Iron is a mineral used by the body in the production of red blood cells. Specifically, iron is used in the production of hemoglobin, which is the main protein in red blood cells. Hemoglobin carries oxygen throughout the body, so without iron, the tissues, muscles, and other systems do not receive adequate oxygen, and thus cannot function properly. This leads to fatigue and poor health. An iron deficiency can also cause shortness of breath, inability to perform physical tasks well, poor attention, and other learning problems...all earmarks of my new-onset diabetes. I started talking the supplement 10 days ago.

This last week has been a change in my life and my overall feeling of well-being. I'm running around fixing things that aren't broke, cleaning things that aren't dirty, making long posts to the point of ad nauseum and I'm seriously, at the age of 67, contemplating climbing Mount Everest when spring comes around! Well, not really...but you get the gist of my newfound vigor.

I thought I'd discuss the test result for red cell count with my PA on the 18th but he wasn't in that day. I did bring it to the attention of the substitute PA I saw that day and asked her if she thought an iron supplement might be in order and she seemed unmoved by my question. "Sure! Try it if you want." I can't stand apathetic caregivers. I even had to go back after going to the pharmacy to have her correct my prescriptions. Where do these PAs come from, community college?

Anyway...I'm not sure what Iron Glycinate is in the iron family. I tried sticking a magnet to one of the pills and it doesn't stick. Maybe the magnet's anemic! :rolleyes:
 
G

·
Discussion Starter · #3 ·
It took a few days, Jim. I'm not sure just how the interaction of iron and how it helps the hemoglobin works, rather it attaches in the bone marrow to promote better RBC count...or it attaches after the fact. I've found unless you're smoking something...there's a lag period. :D
 

·
Registered
Joined
·
930 Posts
soda pop destroys iron? interesting!

soda pop destroys iron? interesting!

being that i use to drink 4 liters of cola a day, i found this very informative.

Slow Fe (ferrous sulfate) for Iron Deficiency Anemia: I was anemic for years, and thought it was just the way I was. I had no idea that the soda I was drinking was stopping my body from absorbing iron (and calcium). One night, my heart rate didn't slow down. I woke my husband and we went to the hospital. I found that my anemia was so bad that my red blood cells couldn't get enough oxygen to my body, and my heart was racing trying to get more Oxygen delivered. The doctors said my heart would have just given up had I not come in. I found "normal" iron pills gave me horrible, painful gas. Slow FE was the only iron that didn't. It's made differently than iron pills and your body is able to break it down without the difficult side effects, but it can cause constipation. I eat 3 prunes a day.

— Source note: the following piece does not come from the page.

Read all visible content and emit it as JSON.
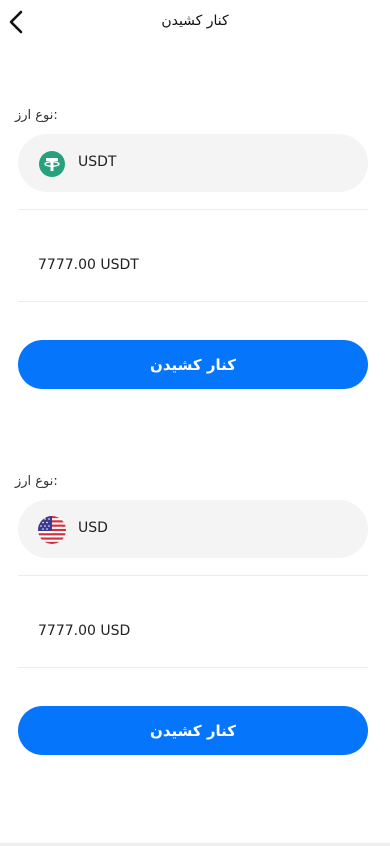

ferrous sulfate systemic User Reviews at Drugs.com
 
G

·
Discussion Starter · #5 ·
The iron supplement I bought is from Nature's Bounty, says Gentile On Your Stomach on the face of the bottle. Maybe that's because it's Iron Glycinate, not Ferris Sulfate.
 

·
Registered
Joined
·
24,394 Posts
Well - you two managed to trip my trigger, so I went & looked up my last CBC, which was back in April. This must be one of those things where different labs have different units of measure, because mine says the standard range is 3.90-4.90 M/uL, and my own RBC count was 4.12 (and I can't find what M/uL stands for either . . . :confused:)
 
G

·
Discussion Starter · #7 · (Edited)
White Blood Cells are measured in thousands per cubic milliliter (K/uL)

Red blood cells are measured in millions per cubic milliliter (M/uL)

Platelets are measured in thousands per cubic milliliter (K/uL)

Another measurement you might find on your lab report would be g/dL which stands for grams per deciliter.
 
1 - 7 of 7 Posts
Top